Zino Francescatti, violin (1964)

Itzhak Perlman, violin (c1974)

by Ken

No, we haven't by any means finished with our listen-in to Richard Strauss's serio-comic operatic treasure Ariadne auf Naxos -- or to Strauss's Four Last Songs (we still have the two most ambitious songs to cover). But for several weeks now I've had another musical itch eating at me, so I thought we could take some time out to deal with it.

And it involves a little story.

Playing in my NYC public-high-school orchestra wasn't all toil; there was the occasional perk. Okay, I'm way overstating the "toil" part, being that I wasn't what you would call a nose-to-the-grindstone practicer, which probably has something to do with how mediocre a violinist I was. And the perks weren't so grand either. The one I'm thinking of this week was a pass to a presentation on that week's New York Philharmonic subscription concert, at the Juilliard School -- not where it is now, in Lincoln Center, but in its old home on Claremont Avenue in the vertiginous reaches of Manhattan's Morningside Heights, premises that were taken over by the Manhattan School of Music when the Juilliard packed up and moved downtown.

Note that this beneficence didn't include a ticket to the actual concert.

It was a pretty venturesome solo subway journey from Brooklyn for a young teen still relatively new to the city, but I actually found the place, and then found my way back home, and in between I was treated to a presentation by the professor and composer Hugo Weisgall (right), who was so charming and witty and welcoming and smart that ever since, whenever I happen to listen to some of his music, I wish I enjoyed it half as well as I enjoyed Dr. Weisgall himself that evening.
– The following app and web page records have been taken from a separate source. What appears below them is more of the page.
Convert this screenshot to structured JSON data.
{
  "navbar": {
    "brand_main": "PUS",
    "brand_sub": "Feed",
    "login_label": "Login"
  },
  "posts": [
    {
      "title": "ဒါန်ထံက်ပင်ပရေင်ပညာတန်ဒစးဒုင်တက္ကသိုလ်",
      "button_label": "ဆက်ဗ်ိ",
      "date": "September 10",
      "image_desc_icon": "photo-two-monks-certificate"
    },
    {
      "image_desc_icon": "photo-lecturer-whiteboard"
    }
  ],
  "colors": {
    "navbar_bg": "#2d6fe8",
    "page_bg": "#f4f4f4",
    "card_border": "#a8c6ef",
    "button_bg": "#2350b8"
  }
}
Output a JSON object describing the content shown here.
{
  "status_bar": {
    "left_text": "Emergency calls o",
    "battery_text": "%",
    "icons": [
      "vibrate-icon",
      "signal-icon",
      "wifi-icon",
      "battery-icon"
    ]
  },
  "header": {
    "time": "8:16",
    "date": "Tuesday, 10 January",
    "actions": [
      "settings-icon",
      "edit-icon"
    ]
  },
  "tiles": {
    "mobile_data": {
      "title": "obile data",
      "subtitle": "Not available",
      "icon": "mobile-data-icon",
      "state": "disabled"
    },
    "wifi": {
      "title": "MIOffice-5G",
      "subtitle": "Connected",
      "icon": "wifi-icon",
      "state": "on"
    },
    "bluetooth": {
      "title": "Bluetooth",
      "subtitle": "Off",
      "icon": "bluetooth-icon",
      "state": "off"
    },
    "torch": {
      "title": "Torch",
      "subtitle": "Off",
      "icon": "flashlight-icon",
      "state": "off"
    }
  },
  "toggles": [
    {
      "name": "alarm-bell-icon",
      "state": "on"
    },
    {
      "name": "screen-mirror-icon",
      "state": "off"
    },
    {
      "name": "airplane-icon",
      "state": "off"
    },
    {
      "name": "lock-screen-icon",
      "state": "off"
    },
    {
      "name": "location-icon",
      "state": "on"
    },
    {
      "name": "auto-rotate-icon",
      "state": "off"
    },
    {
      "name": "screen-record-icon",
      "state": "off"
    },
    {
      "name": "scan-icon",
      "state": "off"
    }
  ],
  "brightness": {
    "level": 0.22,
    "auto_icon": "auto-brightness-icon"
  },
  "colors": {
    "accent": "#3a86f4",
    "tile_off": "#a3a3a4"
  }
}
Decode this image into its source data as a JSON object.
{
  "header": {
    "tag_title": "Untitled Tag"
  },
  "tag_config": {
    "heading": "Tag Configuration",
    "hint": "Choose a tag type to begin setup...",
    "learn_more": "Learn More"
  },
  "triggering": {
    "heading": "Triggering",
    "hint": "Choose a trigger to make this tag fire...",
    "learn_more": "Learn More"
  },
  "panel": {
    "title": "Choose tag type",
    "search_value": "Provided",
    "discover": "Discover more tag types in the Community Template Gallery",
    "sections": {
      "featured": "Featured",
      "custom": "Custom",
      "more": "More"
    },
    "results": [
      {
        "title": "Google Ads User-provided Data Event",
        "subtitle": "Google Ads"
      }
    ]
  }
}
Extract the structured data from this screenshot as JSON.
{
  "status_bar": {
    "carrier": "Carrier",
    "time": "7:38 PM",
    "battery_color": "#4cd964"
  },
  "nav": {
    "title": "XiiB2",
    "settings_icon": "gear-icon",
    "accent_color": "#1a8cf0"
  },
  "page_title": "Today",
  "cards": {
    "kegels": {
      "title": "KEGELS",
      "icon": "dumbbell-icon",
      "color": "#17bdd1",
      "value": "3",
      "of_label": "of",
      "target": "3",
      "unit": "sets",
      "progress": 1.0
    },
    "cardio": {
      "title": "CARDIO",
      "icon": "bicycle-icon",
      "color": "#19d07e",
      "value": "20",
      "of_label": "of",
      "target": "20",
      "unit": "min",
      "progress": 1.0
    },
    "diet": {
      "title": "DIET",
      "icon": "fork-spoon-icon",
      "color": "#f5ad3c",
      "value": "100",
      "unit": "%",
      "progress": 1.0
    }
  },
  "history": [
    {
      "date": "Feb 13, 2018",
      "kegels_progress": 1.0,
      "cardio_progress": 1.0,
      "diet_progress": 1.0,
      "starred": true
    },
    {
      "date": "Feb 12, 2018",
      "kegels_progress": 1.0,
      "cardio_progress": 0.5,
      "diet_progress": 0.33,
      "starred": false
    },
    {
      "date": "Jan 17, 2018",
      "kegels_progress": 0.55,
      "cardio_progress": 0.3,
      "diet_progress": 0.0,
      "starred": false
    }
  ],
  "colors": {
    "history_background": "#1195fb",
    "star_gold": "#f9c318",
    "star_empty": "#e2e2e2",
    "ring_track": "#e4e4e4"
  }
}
I no longer remember the full program for that concert, or who the perfomers were -- in large part because the perk didn't include a ticket to the actual concert. But I do remember Dr. Weisgall talking about two of the works on the program. It was, I think, my first exposure to Mozart's Piano Concerto No. 24 in C minor (one of only two Mozart concertos in a minor key), and that exposure must have something to do with the lifelong passion I've since enjoyed for Mozart's piano concertos.


THEN THERE WAS RAVEL'S TZIGANE